One edition of the New York Post, two page leads that give pause for thought for anyone who, a week earlier, might have ambitiously been attempting to compile a taxonomy of headlines:

The back-page headline is of a recognisable type: the question is, which type? The Post is understandably jubilant about the Mets’ series triumph over the Arizona Diamondbacks, but that doesn’t fully explain what it means by SWEEP SNAKES. As the team that lost all three games on their visit to New York, it wasn’t the Snakes that were doing the sweeping, as the headline implies: the Snakes were the ones being swept.

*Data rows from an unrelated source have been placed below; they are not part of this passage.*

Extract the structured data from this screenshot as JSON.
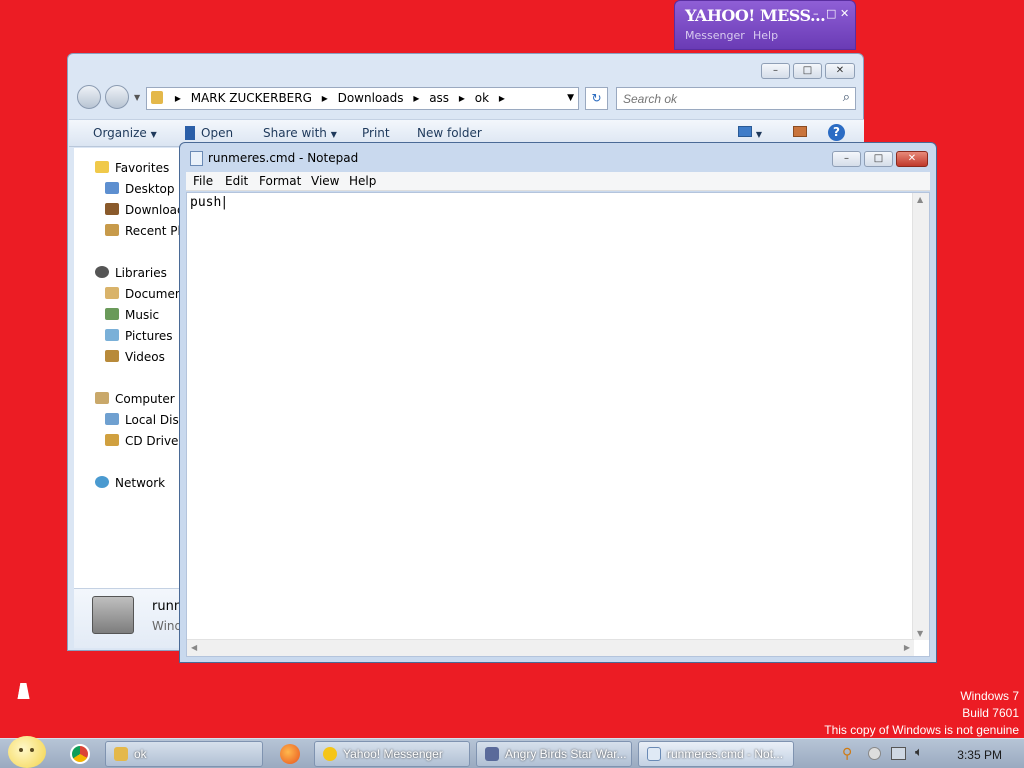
{
  "yahoo": {
    "logo": "YAHOO! MESS...",
    "menu": [
      "Messenger",
      "Help"
    ],
    "minimize": "–",
    "maximize": "□",
    "close": "✕"
  },
  "explorer": {
    "breadcrumbs": [
      "MARK ZUCKERBERG",
      "Downloads",
      "ass",
      "ok"
    ],
    "search_placeholder": "Search ok",
    "toolbar": {
      "organize": "Organize",
      "open": "Open",
      "share_with": "Share with",
      "print": "Print",
      "new_folder": "New folder"
    },
    "nav": {
      "favorites": "Favorites",
      "desktop": "Desktop",
      "downloads": "Download",
      "recent": "Recent Pla",
      "libraries": "Libraries",
      "documents": "Documen",
      "music": "Music",
      "pictures": "Pictures",
      "videos": "Videos",
      "computer": "Computer",
      "local_disk": "Local Disk",
      "cd_drive": "CD Drive (",
      "network": "Network"
    },
    "details": {
      "name": "runm",
      "type": "Wind"
    }
  },
  "notepad": {
    "title": "runmeres.cmd - Notepad",
    "menu": [
      "File",
      "Edit",
      "Format",
      "View",
      "Help"
    ],
    "content": "push"
  },
  "watermark": {
    "line1": "Windows 7",
    "line2": "Build 7601",
    "line3": "This copy of Windows is not genuine"
  },
  "taskbar": {
    "items": [
      {
        "label": "ok"
      },
      {
        "label": "Yahoo! Messenger"
      },
      {
        "label": "Angry Birds Star War..."
      },
      {
        "label": "runmeres.cmd - Not..."
      }
    ],
    "clock": "3:35 PM"
  }
}
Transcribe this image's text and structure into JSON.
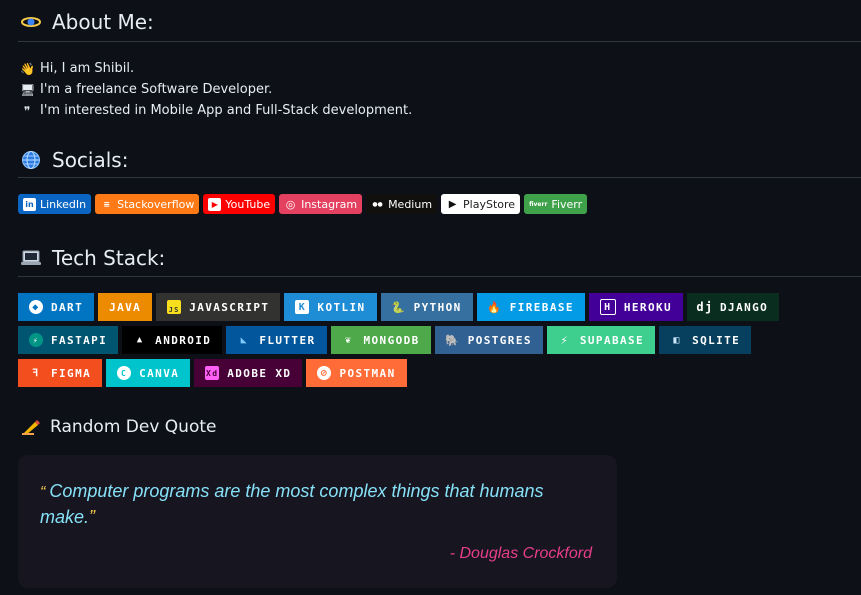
{
  "about": {
    "title": "About Me:",
    "lines": [
      {
        "icon": "👋",
        "text": "Hi, I am Shibil."
      },
      {
        "icon": "🖥",
        "text": "I'm a freelance Software Developer."
      },
      {
        "icon": "❞",
        "text": "I'm interested in Mobile App and Full-Stack development."
      }
    ]
  },
  "socials": {
    "title": "Socials:",
    "badges": [
      {
        "label": "LinkedIn",
        "icon": "in",
        "bg": "#0a66c2"
      },
      {
        "label": "Stackoverflow",
        "icon": "≡",
        "bg": "#fe7a16"
      },
      {
        "label": "YouTube",
        "icon": "▶",
        "bg": "#ff0000"
      },
      {
        "label": "Instagram",
        "icon": "◎",
        "bg": "#e4405f"
      },
      {
        "label": "Medium",
        "icon": "●●",
        "bg": "#12100e"
      },
      {
        "label": "PlayStore",
        "icon": "▶",
        "bg": "#ffffff"
      },
      {
        "label": "Fiverr",
        "icon": "fiverr",
        "bg": "#1dbf73"
      }
    ]
  },
  "tech": {
    "title": "Tech Stack:",
    "rows": [
      [
        {
          "label": "DART",
          "icon": "◆",
          "bg": "#0175c2"
        },
        {
          "label": "JAVA",
          "icon": "☕",
          "bg": "#ed8b00"
        },
        {
          "label": "JAVASCRIPT",
          "icon": "JS",
          "bg": "#323330"
        },
        {
          "label": "KOTLIN",
          "icon": "K",
          "bg": "#7f52ff"
        },
        {
          "label": "PYTHON",
          "icon": "🐍",
          "bg": "#3670a0"
        },
        {
          "label": "FIREBASE",
          "icon": "🔥",
          "bg": "#039be5"
        },
        {
          "label": "HEROKU",
          "icon": "H",
          "bg": "#430098"
        },
        {
          "label": "DJANGO",
          "icon": "dj",
          "bg": "#092e20"
        }
      ],
      [
        {
          "label": "FASTAPI",
          "icon": "⚡",
          "bg": "#005571"
        },
        {
          "label": "ANDROID",
          "icon": "▲",
          "bg": "#000000"
        },
        {
          "label": "FLUTTER",
          "icon": "◣",
          "bg": "#02569b"
        },
        {
          "label": "MONGODB",
          "icon": "❦",
          "bg": "#4ea94b"
        },
        {
          "label": "POSTGRES",
          "icon": "🐘",
          "bg": "#316192"
        },
        {
          "label": "SUPABASE",
          "icon": "⚡",
          "bg": "#3ecf8e"
        },
        {
          "label": "SQLITE",
          "icon": "◧",
          "bg": "#07405e"
        }
      ],
      [
        {
          "label": "FIGMA",
          "icon": "ꟻ",
          "bg": "#f24e1e"
        },
        {
          "label": "CANVA",
          "icon": "C",
          "bg": "#00c4cc"
        },
        {
          "label": "ADOBE XD",
          "icon": "Xd",
          "bg": "#470137"
        },
        {
          "label": "POSTMAN",
          "icon": "⊘",
          "bg": "#ff6c37"
        }
      ]
    ]
  },
  "quote": {
    "title": "Random Dev Quote",
    "text": "Computer programs are the most complex things that humans make.",
    "author": "- Douglas Crockford"
  }
}
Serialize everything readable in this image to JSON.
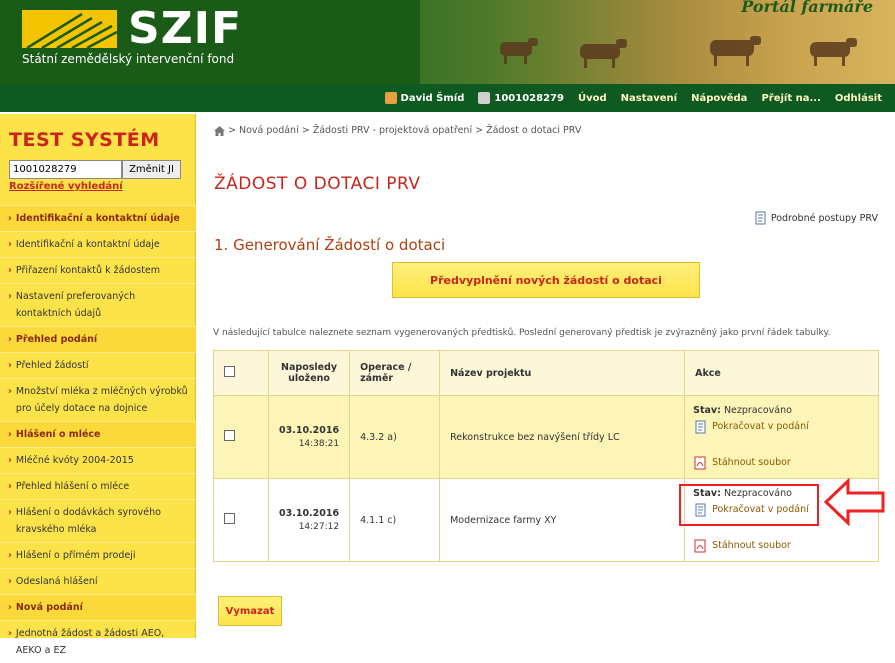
{
  "header": {
    "logo_text": "SZIF",
    "logo_subtitle": "Státní zemědělský intervenční fond",
    "portal_title": "Portál farmáře",
    "nav": {
      "user": "David Šmíd",
      "ji": "1001028279",
      "items": [
        "Úvod",
        "Nastavení",
        "Nápověda",
        "Přejít na...",
        "Odhlásit"
      ]
    },
    "colors": {
      "dark_green": "#0f5a23",
      "brand_green": "#1b5b18"
    }
  },
  "sidebar": {
    "title": "TEST SYSTÉM",
    "search_value": "1001028279",
    "search_button": "Změnit JI",
    "advanced_search": "Rozšířené vyhledání",
    "menu": [
      {
        "type": "section",
        "label": "Identifikační a kontaktní údaje"
      },
      {
        "type": "item",
        "label": "Identifikační a kontaktní údaje"
      },
      {
        "type": "item",
        "label": "Přiřazení kontaktů k žádostem"
      },
      {
        "type": "item",
        "label": "Nastavení preferovaných kontaktních údajů"
      },
      {
        "type": "section",
        "label": "Přehled podání"
      },
      {
        "type": "item",
        "label": "Přehled žádostí"
      },
      {
        "type": "item",
        "label": "Množství mléka z mléčných výrobků pro účely dotace na dojnice"
      },
      {
        "type": "section",
        "label": "Hlášení o mléce"
      },
      {
        "type": "item",
        "label": "Mléčné kvóty 2004-2015"
      },
      {
        "type": "item",
        "label": "Přehled hlášení o mléce"
      },
      {
        "type": "item",
        "label": "Hlášení o dodávkách syrového kravského mléka"
      },
      {
        "type": "item",
        "label": "Hlášení o přímém prodeji"
      },
      {
        "type": "item",
        "label": "Odeslaná hlášení"
      },
      {
        "type": "section",
        "label": "Nová podání"
      },
      {
        "type": "item",
        "label": "Jednotná žádost a žádosti AEO, AEKO a EZ"
      }
    ],
    "accent_color": "#c8261c",
    "background_color": "#fde34a"
  },
  "main": {
    "breadcrumb": [
      "Nová podání",
      "Žádosti PRV - projektová opatření",
      "Žádost o dotaci PRV"
    ],
    "title": "ŽÁDOST O DOTACI PRV",
    "help_link": "Podrobné postupy PRV",
    "section_title": "1. Generování Žádostí o dotaci",
    "prefill_button": "Předvyplnění nových žádostí o dotaci",
    "info_text": "V následující tabulce naleznete seznam vygenerovaných předtisků. Poslední generovaný předtisk je zvýrazněný jako první řádek tabulky.",
    "table": {
      "headers": [
        "Naposledy uloženo",
        "Operace / záměr",
        "Název projektu",
        "Akce"
      ],
      "rows": [
        {
          "date": "03.10.2016",
          "time": "14:38:21",
          "operation": "4.3.2 a)",
          "project": "Rekonstrukce bez navýšení třídy LC",
          "status_label": "Stav:",
          "status": "Nezpracováno",
          "continue": "Pokračovat v podání",
          "download": "Stáhnout soubor",
          "highlighted": true
        },
        {
          "date": "03.10.2016",
          "time": "14:27:12",
          "operation": "4.1.1 c)",
          "project": "Modernizace farmy XY",
          "status_label": "Stav:",
          "status": "Nezpracováno",
          "continue": "Pokračovat v podání",
          "download": "Stáhnout soubor",
          "highlighted": false
        }
      ]
    },
    "delete_button": "Vymazat",
    "annotation_color": "#ee2222"
  }
}
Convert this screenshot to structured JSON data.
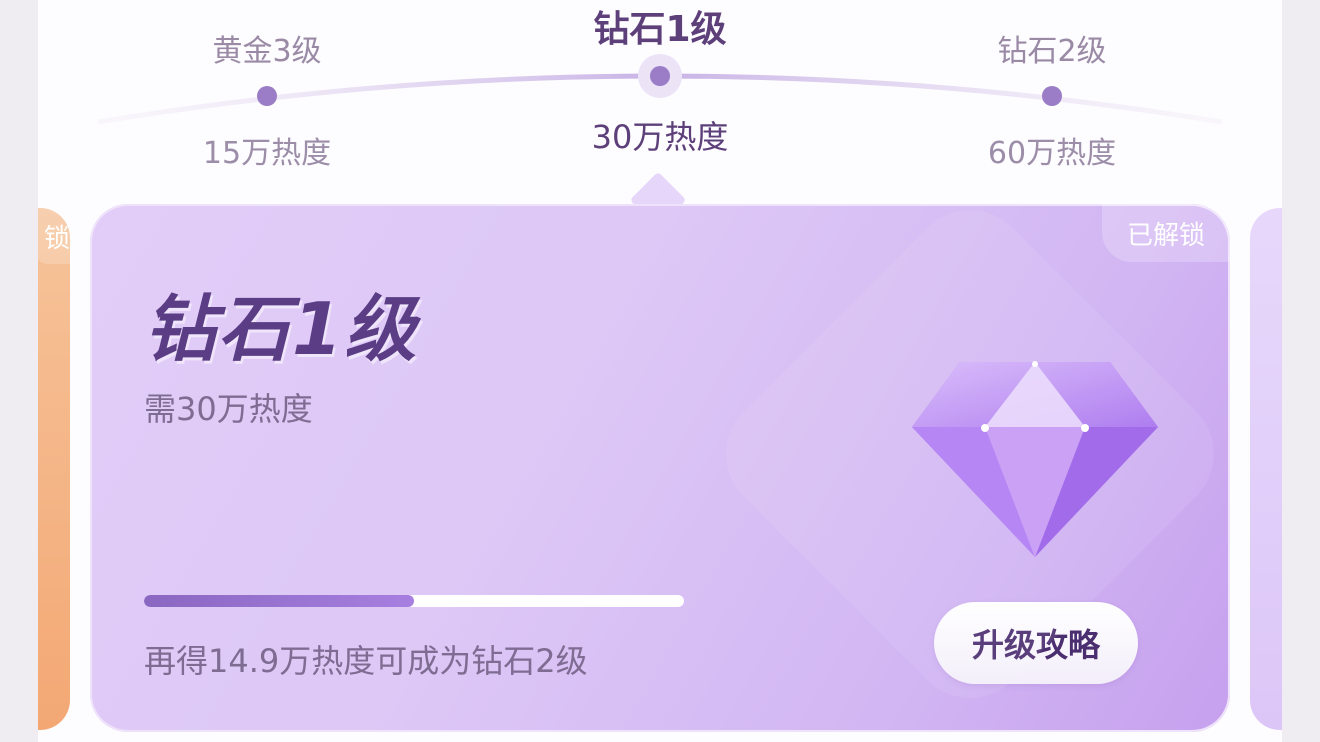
{
  "levels": [
    {
      "name": "黄金3级",
      "heat": "15万热度",
      "active": false
    },
    {
      "name": "钻石1级",
      "heat": "30万热度",
      "active": true
    },
    {
      "name": "钻石2级",
      "heat": "60万热度",
      "active": false
    }
  ],
  "card": {
    "title": "钻石1级",
    "requirement": "需30万热度",
    "status_badge": "已解锁",
    "progress_fraction": 0.5,
    "hint": "再得14.9万热度可成为钻石2级",
    "button_label": "升级攻略",
    "icon": "diamond-icon"
  },
  "side_cards": {
    "left_partial_text": "锁"
  },
  "colors": {
    "accent": "#5d3f7a",
    "card": "#d8c0f5",
    "progress": "#8a67c1"
  }
}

So this could be one of two things. It could just be another unparseable tabloid pun (headline type 12): aspects of the story jammed together to create a homophonous phrase without too much attention paid to syntax. But the presence of a verb and an object along with the obvious absence of the subject, especially in an American publication, also entices one to think that it might be a flying verb (headline type 14): that the intended sentence is in fact METS SWEEP SNAKES.

In the UK, the Sun also comes up with headlines very like this – ones that make more grammatical sense if you assume the subject is implied – but there’s no tradition of flying-verb constructions in Britain and the assumption in those cases has to be just that sense has been sacrificed in the pursuit of the joke.

That would certainly seem to be the case on the Post’s front page headline too, at least for the part in big type: there is not much actual grammatical sense to be found in the phrase WEED MY LIPS. But the preamble above, “De Blasio to NYPD”, recalls a famous American headline from days gone by, still regularly reproduced today, that is harder to categorise:

The original appeared in New York in 1975, when President Ford made a speech declining to approve federal assistance to the near-bankrupt city authorities, to the fury of the Daily News. As the New York Times remembers, FORD TO CITY: DROP DEAD was originally notorious for its perceived lack of fairness – was it really accurate to summarise the president’s words in such a belligerent way? Ford himself blamed it for his losing New York, and by extension the presidency, to Jimmy Carter in the following year’s election, even though by that stage he had relented and loaned the city money. But as a form, its rhetorical efficiency is so obvious that it has outlived its controversial origins and become a reliable construction in its own right.

It’s not quite a voice-of-the-author (headline type 5) because it attempts to speak in the voice of the protagonist, rather than the writer. And it’s not quite an annotated quote (headline type 4) because the intent is clearly to editorialise the message rather than simply reproduce it. It therefore qualifies, I think, as an 18th type of headline, and the list will be updated accordingly. (A scant two weeks after being published. Still, I did say it was hubristic).

British subjects

31 Oct

Hot on the heels of HeadsUp’s discovery of a 1940s style guide covering flying verbs, which advises against their  use “if the verb might be understood to be in the imperative mode”, here’s a good example of an imperative and a flying verb side by side:

Seeing them in close proximity, you realise how easy it is to distinguish one form from the other when that golden rule is followed: “Hid” (clearly implied subject: third person, unknown) against “Go” (clearly implied subject: you). There is none of the confusion caused when, for example, POLICE ARREST DANGER MAN becomes ARREST DANGER MAN.

Nonetheless, it’s still quite ambitious: I’ve never before seen a flying verb headline introduce a second, explicit, subject (“we”) before clarifying who the implied one is (“him”). And the most striking thing of all is that this appeared on the BBC news website: only the second flying verb I have ever encountered in a British-English publication. The article headline itself contains an explicit subject, so the distinctively transatlantic omission on the homepage is presumably only for space reasons. But still, if the classic British existential headline* is now starting to appear in the US, as HeadsUp has observed, perhaps a full-scale cultural exchange is under way?


*Those starting FURY AS… , OUTRAGE AS… , JOY AS… , etc